This unit is about Amalie Dietrich, the German botanist, collector and naturalist who worked for nearly ten years in the Queensland wilderness during the ninteenth century. Her story is the focus of the Bright Sparcs Amalie Dietrich online exhibition.
Questions and Issues
These questions and issues can act as a starting point for many discussions.
Amalie Dietrich was a controversial figure in many ways, as a woman who pursued
an unconventional career in Australia and was seen as an eccentric. Her daughter
Charitas' biased and largely fictional account of Dietrich's life also makes for
fascinating historical study.
- What was the European scientific opinion of Aboriginals in the late 1880's? Why was Dietrich asked to collect Aboriginal 'pelts' ?
- What was life like in frontier settlements in Queensland in the 1860's - 1870's? Lake Eliphinstone was a settlement, where Dietrich worked, which is no longer in existence.

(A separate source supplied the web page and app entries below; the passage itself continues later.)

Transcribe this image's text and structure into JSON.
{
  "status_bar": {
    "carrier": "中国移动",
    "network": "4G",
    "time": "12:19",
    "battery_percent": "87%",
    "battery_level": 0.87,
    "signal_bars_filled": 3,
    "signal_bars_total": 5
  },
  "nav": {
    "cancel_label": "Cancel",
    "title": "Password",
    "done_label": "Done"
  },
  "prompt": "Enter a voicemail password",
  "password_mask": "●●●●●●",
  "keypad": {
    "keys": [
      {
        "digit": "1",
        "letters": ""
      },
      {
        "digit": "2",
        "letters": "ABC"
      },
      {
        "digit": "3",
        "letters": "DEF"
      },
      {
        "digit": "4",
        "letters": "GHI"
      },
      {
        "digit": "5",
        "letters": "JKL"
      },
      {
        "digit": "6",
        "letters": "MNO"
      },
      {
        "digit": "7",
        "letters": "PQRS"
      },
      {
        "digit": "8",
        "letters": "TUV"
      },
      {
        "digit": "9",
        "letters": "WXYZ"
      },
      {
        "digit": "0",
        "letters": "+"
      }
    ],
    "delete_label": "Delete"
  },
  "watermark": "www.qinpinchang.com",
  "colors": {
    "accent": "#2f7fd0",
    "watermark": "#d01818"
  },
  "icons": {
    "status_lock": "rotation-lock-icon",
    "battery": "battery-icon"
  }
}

Why did it disappear? What sort of people lived in these locations?
- Charitas' books about her mother, Amalie Dietrich - Ein Leiben
and The Hard Road: The Life Story of Amalie Dietrich, Naturalist, 1821-1891 were initially seen as a fictional accounts, but gradually they became accepted as 'fact'. How might this have happened? What consequences does this have for historians?
- Investigate the difficulties of being a single mother in Germany in the mid-1800's and following a career in science.
- What was involved in being a collector in the wilderness?
- Dietrich was an unusual character, and she became more eccentric after her time in Australia. Investigate how her years in Queensland affected her personality, family relationships and life in Germany.
A list of world events that occurred around the time Amalie Dietrich was in Australia.
This map shows the towns where Amalie Dietrich worked. The location of Lake Eliphinstone is a guess - it was about 230 km inland from Mackay, but it is no longer a town. Similarily, the exact route she took can only be guessed at, so it is not marked on the map. She went no further north than Bowen.
There is also a grey-scale map of Queensland available here which can be photocopied for use in the class-room.
Teaching/Learning Resources Online
- Charitas Bischoff, The Hard Road: The Life Story of Amalie Dietrich, Naturalist, 1821-1891 (translated by A.L.Geddie), Martin Hopkinson, London, 1931
- Ray Sumner, A Woman in the Wilderness, The Story of Amalie Dietrich in Australia, NSW University Press, Kensington, 1993
- Denise Sutherland, 'Amalie Dietrich - a woman alone', Australasian Science, Vol. 17, No. 4 (Summer 1996) p. 64
Published by the Australian
Science Archives Project on
ASAPWeb, 18 August 1996
Comments or corrections to:
Bright Sparcs (firstname.lastname@example.org)
Prepared by: Denise Sutherland
Updated by: Elissa Tenkate
Date Modified: 27 February 1998